═════ Data in this exercise

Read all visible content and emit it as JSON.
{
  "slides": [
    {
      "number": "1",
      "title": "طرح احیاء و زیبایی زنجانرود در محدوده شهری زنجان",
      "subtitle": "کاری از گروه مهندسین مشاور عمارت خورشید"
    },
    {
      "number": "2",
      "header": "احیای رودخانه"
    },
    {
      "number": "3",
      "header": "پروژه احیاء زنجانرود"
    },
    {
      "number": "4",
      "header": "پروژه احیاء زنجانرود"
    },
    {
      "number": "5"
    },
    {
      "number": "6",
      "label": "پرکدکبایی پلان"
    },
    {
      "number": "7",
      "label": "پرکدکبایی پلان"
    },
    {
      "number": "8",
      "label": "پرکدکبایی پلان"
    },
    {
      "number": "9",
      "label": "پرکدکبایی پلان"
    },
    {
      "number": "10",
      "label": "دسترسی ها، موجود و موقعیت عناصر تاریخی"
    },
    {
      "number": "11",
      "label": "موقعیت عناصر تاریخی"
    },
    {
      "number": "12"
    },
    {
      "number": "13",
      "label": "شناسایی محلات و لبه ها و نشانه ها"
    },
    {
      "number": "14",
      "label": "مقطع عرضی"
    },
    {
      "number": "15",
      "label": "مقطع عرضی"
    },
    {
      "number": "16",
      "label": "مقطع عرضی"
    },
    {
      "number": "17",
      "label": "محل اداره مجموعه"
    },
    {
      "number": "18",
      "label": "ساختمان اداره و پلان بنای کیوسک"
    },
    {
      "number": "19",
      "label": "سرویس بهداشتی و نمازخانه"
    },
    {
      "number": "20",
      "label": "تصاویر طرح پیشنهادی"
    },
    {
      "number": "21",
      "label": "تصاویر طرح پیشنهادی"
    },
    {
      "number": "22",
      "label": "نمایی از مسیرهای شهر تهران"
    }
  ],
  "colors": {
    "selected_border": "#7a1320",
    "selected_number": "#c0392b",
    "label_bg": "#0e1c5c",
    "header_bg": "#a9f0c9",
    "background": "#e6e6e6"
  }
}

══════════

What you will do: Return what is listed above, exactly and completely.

Written solution:
Read all visible content and emit it as JSON.
{
  "slides": [
    {
      "number": "1",
      "title": "طرح احیاء و زیبایی زنجانرود در محدوده شهری زنجان",
      "subtitle": "کاری از گروه مهندسین مشاور عمارت خورشید"
    },
    {
      "number": "2",
      "header": "احیای رودخانه"
    },
    {
      "number": "3",
      "header": "پروژه احیاء زنجانرود"
    },
    {
      "number": "4",
      "header": "پروژه احیاء زنجانرود"
    },
    {
      "number": "5"
    },
    {
      "number": "6",
      "label": "پرکدکبایی پلان"
    },
    {
      "number": "7",
      "label": "پرکدکبایی پلان"
    },
    {
      "number": "8",
      "label": "پرکدکبایی پلان"
    },
    {
      "number": "9",
      "label": "پرکدکبایی پلان"
    },
    {
      "number": "10",
      "label": "دسترسی ها، موجود و موقعیت عناصر تاریخی"
    },
    {
      "number": "11",
      "label": "موقعیت عناصر تاریخی"
    },
    {
      "number": "12"
    },
    {
      "number": "13",
      "label": "شناسایی محلات و لبه ها و نشانه ها"
    },
    {
      "number": "14",
      "label": "مقطع عرضی"
    },
    {
      "number": "15",
      "label": "مقطع عرضی"
    },
    {
      "number": "16",
      "label": "مقطع عرضی"
    },
    {
      "number": "17",
      "label": "محل اداره مجموعه"
    },
    {
      "number": "18",
      "label": "ساختمان اداره و پلان بنای کیوسک"
    },
    {
      "number": "19",
      "label": "سرویس بهداشتی و نمازخانه"
    },
    {
      "number": "20",
      "label": "تصاویر طرح پیشنهادی"
    },
    {
      "number": "21",
      "label": "تصاویر طرح پیشنهادی"
    },
    {
      "number": "22",
      "label": "نمایی از مسیرهای شهر تهران"
    }
  ],
  "colors": {
    "selected_border": "#7a1320",
    "selected_number": "#c0392b",
    "label_bg": "#0e1c5c",
    "header_bg": "#a9f0c9",
    "background": "#e6e6e6"
  }
}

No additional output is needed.